By Gwynne Robins
Steffie Buechler came to England in 1939 from Glauwitz, Germany (now Poland) to work as a domestic servant, having taken a one-month needlework course ‘for female emigrant Jews’. With a testimonial from the Paula Ollendorff Housekeeping School for Jewish women, she was able to get a life-saving domestic workers visa to go to Ealing and work in the house of a Jewish doctor, Dr Rachwalski. Most countries had closed their doors and their hearts to the persecution of Jews in Nazi Germany.
Later, she was followed by her brothers Henry and Alfred, both aged 14 at the time, who arrived in the Kindertransport. They were not to see their parents, Jaques and Kate, again — they were murdered in Auschwitz in 1944.
Alfie (Alfred), now 95, worked in a hotel when he arrived in London, which provided him with a job and a roof over his head. His wife, Miriam, was in Bergen Belsen.

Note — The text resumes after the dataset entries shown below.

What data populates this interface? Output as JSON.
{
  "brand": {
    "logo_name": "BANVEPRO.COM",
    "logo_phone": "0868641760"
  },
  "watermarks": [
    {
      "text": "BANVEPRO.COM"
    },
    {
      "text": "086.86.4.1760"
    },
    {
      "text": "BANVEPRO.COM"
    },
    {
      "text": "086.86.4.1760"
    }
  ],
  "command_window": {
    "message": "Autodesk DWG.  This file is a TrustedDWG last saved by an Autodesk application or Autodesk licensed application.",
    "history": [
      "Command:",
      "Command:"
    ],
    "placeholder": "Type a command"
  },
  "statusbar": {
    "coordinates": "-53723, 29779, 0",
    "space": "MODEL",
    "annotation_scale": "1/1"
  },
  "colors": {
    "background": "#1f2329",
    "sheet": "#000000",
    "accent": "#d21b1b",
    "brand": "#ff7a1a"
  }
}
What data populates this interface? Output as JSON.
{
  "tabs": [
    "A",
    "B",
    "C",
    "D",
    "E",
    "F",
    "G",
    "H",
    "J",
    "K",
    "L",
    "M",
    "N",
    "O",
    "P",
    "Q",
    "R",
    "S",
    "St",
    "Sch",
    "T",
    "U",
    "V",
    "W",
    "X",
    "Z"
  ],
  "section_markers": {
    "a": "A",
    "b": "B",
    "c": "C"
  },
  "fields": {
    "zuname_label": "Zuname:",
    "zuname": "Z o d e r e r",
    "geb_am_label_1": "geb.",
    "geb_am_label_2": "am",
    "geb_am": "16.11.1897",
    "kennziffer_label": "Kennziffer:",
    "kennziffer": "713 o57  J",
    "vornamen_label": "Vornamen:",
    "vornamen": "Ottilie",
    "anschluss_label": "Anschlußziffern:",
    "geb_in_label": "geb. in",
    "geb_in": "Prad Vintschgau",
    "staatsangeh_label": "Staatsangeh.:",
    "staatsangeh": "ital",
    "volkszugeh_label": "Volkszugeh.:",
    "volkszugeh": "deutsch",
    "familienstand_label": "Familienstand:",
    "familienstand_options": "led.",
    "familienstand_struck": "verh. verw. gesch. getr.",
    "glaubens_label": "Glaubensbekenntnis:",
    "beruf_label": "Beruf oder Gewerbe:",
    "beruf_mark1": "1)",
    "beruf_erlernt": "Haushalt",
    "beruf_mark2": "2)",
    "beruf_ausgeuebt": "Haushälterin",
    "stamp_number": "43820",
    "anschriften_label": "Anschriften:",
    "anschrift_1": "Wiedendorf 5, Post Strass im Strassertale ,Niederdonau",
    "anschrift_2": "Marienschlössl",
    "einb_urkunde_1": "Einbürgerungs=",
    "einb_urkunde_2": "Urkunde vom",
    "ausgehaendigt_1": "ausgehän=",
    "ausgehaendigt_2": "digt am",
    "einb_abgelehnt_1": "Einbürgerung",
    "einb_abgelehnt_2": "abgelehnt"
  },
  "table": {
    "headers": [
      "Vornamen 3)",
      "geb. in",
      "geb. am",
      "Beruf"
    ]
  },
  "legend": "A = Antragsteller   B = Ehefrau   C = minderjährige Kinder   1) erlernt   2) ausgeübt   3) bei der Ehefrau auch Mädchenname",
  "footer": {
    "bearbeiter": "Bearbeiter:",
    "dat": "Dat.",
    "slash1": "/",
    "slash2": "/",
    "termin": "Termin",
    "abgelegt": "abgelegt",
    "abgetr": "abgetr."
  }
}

They married in 1961. Alfie became a kosher caterer in Ilford, working from home to cater to large weddings and other ceremonies until a few years ago. Alfred visits South Africa for Passover each year and gave a talk on the Kindertransport at the Holocaust Centre in 2019.
Steffie married Albert Newall in England in 1944. Albert was a talented artist, sculptor and photographer who moved to South Africa in 1946. Like many other survivors, she did not speak about her experiences. Steffie passed away in 1972 at the early age of 52. Albert passed away in 1989, aged 69.
Their son Andrew, who was born in Krugersdorp, was prompted by the recent tragic loss of his life partner of 19 years to donate some Judaica items to the Jewish Museum and Cape Board collection. This gesture is also in honour of his late mother and her brother, Alfie.
The objects include a beautiful and rare silver filigree bessamin box shaped like a train engine and a most unusual pendulum clock shaped like a Magen David with Damascene inlay. There is also a fine brass, copper and gold inlaid Damascus ware tray with Hebrew inscriptions and a depiction of Moses in the bulrushes, a small brass Chanukiah, and an interesting leather handbag that has been engraved.
The handbag tells an unfinished story. It has the intertwined gold initials ‘J’ and ‘B’ on it, and a silver plaque in Hebrew and German. The current translation of its message is,
“On the other hand, to my dear friend Jetty from your friend Benno. First day Sukkot, 23 September 1926, Libau.”
Libau was a popular port of embarkation for ships from the Deutsche Ost-Afrika Linie or ‘DOAL’ — the German East Africa Line — travelling to South Africa. Therefore, presumably, it was Benno’s farewell gift to her. Inside the bag, there is a page from a bone notepad with the name ‘Watussi’ scribbled on it. The Watussi was a DOAL ship that was scuttled off Cape Point in 1939. So, presumably, Jetty left on the Watussi. A second plaque on the bag, in Yiddish, reads,
‘Yeta Fas, from Matty, 30 September 1926’.
Why did Matty add their name to Benno’s farewell gift a week later? And did Benno ever see Yeta (Jetty) Fas again?
We often do not know the stories behind the objects in our collection, most of which have been donated by members of our community who wish to preserve items that mattered to them. The Jewish community is very grateful to people like Andrew Newall who appreciate and value the past, who want to ensure that heritage items of historical significance are retained and cherished and who decide to honour their family by donating such items to the community in their names.
The Cape Board welcomes any further information that pertains to these items or individuals.